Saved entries

╔══

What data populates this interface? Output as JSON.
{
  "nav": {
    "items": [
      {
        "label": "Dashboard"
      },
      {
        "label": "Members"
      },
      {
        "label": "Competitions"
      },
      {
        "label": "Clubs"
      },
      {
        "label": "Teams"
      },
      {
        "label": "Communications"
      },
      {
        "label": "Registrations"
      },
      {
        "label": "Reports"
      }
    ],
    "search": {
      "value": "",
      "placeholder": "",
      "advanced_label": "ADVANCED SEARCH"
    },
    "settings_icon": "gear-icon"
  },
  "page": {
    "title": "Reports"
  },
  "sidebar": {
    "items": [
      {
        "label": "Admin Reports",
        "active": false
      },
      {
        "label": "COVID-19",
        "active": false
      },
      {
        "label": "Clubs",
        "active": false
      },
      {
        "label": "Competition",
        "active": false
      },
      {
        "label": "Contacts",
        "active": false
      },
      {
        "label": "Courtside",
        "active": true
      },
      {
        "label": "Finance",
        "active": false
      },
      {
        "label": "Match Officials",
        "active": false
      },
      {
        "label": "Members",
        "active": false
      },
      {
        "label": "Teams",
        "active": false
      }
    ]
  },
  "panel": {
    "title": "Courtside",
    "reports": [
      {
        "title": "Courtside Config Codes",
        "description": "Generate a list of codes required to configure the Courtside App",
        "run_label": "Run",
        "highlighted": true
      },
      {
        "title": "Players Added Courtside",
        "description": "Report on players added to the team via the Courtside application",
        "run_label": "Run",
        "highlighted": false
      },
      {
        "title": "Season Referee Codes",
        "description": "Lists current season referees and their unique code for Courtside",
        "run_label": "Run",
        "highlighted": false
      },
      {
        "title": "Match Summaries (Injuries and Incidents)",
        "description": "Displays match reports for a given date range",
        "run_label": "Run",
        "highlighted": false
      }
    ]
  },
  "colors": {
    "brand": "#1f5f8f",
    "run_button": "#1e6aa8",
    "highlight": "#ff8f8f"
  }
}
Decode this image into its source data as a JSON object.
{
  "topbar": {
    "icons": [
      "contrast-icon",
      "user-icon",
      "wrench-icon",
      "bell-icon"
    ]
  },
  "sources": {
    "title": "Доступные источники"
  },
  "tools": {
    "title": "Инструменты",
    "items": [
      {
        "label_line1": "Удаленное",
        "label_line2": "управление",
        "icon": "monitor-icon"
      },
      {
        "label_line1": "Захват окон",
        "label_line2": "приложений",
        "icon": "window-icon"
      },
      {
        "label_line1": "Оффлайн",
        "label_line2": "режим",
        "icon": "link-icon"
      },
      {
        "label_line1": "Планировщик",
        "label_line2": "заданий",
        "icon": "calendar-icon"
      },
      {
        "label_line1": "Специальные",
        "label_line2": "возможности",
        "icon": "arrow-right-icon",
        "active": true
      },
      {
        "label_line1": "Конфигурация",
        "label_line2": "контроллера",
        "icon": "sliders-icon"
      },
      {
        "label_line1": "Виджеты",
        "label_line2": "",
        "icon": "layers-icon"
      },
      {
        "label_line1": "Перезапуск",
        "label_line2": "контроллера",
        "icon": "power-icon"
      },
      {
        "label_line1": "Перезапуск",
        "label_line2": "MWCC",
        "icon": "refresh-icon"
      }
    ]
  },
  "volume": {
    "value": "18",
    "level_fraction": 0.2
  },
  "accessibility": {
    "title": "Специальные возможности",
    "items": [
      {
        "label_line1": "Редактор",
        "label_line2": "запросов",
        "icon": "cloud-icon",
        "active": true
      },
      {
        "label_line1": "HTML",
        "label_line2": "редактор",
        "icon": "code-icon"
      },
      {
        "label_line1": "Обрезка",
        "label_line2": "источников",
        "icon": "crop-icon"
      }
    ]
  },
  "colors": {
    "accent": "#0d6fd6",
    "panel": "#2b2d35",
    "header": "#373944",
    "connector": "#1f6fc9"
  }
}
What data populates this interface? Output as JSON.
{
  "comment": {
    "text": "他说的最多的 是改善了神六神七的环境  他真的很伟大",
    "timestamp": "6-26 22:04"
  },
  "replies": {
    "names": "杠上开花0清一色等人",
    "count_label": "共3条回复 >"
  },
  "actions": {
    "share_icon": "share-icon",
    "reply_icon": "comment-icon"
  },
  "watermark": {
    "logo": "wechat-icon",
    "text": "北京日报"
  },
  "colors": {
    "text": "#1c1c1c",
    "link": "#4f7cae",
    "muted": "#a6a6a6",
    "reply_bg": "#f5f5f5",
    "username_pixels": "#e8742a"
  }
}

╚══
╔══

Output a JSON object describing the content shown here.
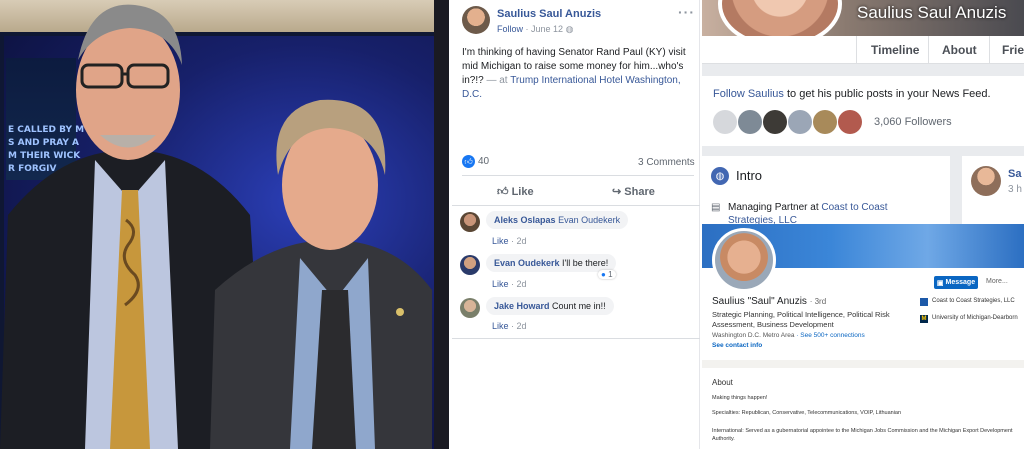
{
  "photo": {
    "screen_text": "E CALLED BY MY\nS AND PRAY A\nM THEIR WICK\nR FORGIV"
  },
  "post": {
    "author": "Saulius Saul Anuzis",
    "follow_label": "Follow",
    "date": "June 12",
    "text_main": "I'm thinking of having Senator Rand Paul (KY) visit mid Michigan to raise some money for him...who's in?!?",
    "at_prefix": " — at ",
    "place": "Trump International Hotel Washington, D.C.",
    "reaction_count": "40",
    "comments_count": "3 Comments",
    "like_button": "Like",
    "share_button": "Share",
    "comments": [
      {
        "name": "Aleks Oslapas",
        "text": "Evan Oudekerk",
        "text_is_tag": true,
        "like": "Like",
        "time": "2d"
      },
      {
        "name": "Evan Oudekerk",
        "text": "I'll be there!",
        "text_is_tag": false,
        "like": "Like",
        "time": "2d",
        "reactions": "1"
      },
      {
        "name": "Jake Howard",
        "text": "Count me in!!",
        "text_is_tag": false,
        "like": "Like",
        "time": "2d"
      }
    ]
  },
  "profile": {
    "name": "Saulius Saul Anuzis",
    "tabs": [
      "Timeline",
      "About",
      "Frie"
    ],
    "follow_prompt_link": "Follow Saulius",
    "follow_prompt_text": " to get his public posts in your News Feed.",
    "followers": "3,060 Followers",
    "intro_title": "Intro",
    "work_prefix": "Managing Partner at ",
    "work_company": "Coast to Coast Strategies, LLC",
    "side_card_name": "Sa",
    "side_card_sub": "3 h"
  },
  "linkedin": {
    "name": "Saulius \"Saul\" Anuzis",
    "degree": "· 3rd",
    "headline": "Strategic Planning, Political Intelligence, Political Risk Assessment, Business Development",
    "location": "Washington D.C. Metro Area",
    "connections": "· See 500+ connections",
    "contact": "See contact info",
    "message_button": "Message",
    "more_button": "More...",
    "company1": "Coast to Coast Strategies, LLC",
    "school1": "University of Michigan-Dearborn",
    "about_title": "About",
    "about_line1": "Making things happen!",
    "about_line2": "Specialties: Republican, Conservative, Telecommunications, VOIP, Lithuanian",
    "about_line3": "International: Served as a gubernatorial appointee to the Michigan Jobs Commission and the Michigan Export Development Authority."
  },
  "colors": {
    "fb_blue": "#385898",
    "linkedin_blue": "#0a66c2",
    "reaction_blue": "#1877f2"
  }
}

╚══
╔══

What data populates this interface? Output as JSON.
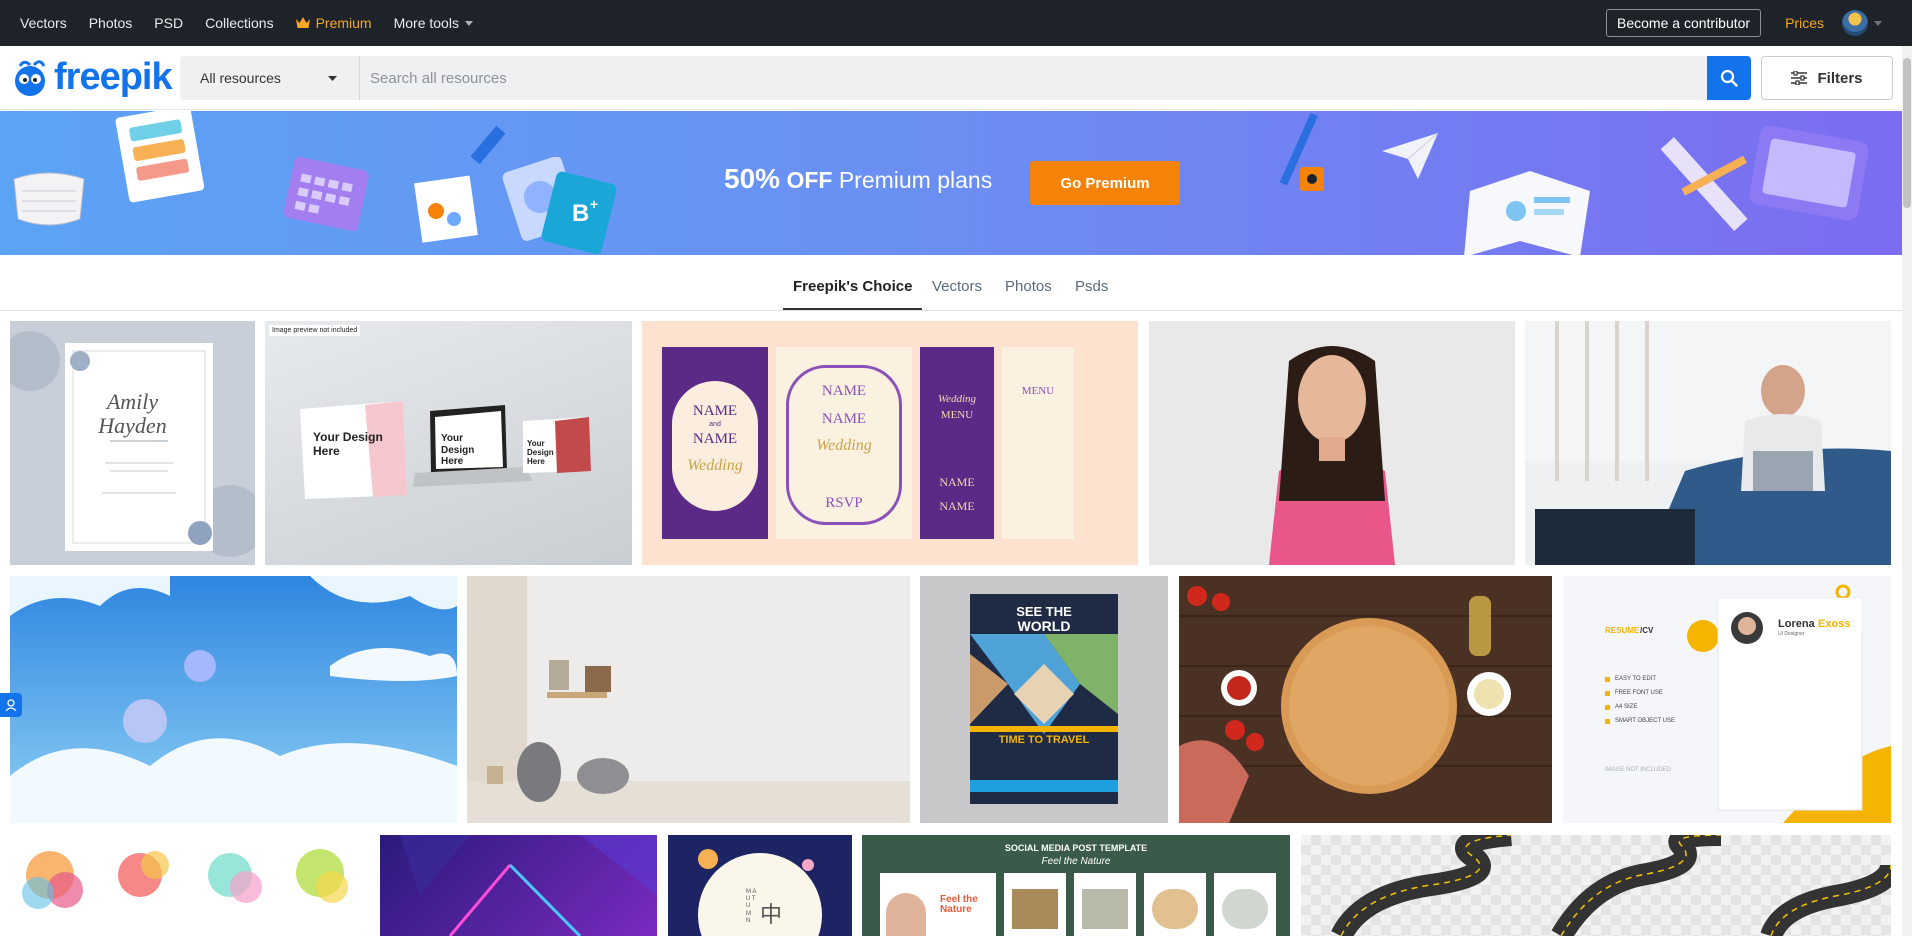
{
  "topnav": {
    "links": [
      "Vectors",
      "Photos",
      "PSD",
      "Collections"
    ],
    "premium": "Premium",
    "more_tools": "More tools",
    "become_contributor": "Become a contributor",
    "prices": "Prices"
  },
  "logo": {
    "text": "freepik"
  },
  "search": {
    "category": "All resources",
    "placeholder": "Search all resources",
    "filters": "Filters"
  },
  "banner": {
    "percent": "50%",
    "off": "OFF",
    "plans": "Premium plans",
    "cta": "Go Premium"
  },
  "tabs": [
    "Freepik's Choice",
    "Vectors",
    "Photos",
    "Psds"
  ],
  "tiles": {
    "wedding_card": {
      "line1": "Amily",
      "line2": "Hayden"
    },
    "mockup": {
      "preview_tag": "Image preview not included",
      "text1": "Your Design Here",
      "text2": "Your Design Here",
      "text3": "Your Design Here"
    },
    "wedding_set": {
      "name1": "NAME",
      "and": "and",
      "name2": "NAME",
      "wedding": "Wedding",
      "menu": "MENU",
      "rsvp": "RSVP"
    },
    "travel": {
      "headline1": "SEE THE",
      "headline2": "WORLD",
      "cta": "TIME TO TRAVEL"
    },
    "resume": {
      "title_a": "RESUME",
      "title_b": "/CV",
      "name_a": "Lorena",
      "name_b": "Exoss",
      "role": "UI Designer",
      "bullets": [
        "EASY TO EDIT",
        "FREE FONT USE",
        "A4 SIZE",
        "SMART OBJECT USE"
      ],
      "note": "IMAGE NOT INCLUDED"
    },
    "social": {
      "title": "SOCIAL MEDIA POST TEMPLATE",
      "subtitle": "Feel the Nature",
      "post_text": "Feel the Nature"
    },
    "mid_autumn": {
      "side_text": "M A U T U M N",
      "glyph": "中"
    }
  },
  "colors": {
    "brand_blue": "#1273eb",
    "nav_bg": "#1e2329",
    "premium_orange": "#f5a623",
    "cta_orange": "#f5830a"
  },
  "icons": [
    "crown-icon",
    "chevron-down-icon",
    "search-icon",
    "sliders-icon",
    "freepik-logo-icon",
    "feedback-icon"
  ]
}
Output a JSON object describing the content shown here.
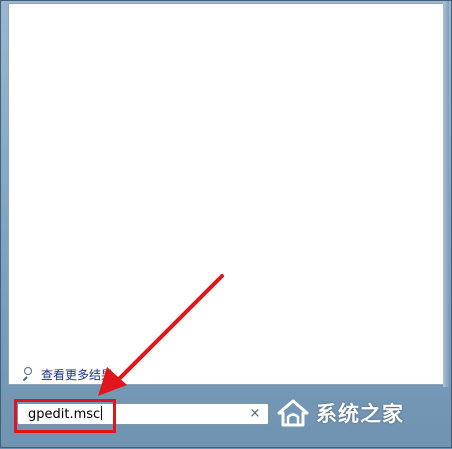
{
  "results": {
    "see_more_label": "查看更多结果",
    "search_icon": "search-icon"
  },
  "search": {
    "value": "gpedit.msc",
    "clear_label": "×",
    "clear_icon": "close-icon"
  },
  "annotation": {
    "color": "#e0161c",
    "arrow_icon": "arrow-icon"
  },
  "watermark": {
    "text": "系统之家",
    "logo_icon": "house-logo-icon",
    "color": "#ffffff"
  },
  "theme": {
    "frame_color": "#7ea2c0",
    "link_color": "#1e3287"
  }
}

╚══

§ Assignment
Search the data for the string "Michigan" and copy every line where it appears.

§ Exercise result
    "text_main": "I'm thinking of having Senator Rand Paul (KY) visit mid Michigan to raise some money for him...who's in?!?",
    "school1": "University of Michigan-Dearborn",
    "about_line3": "International: Served as a gubernatorial appointee to the Michigan Jobs Commission and the Michigan Export Development Authority."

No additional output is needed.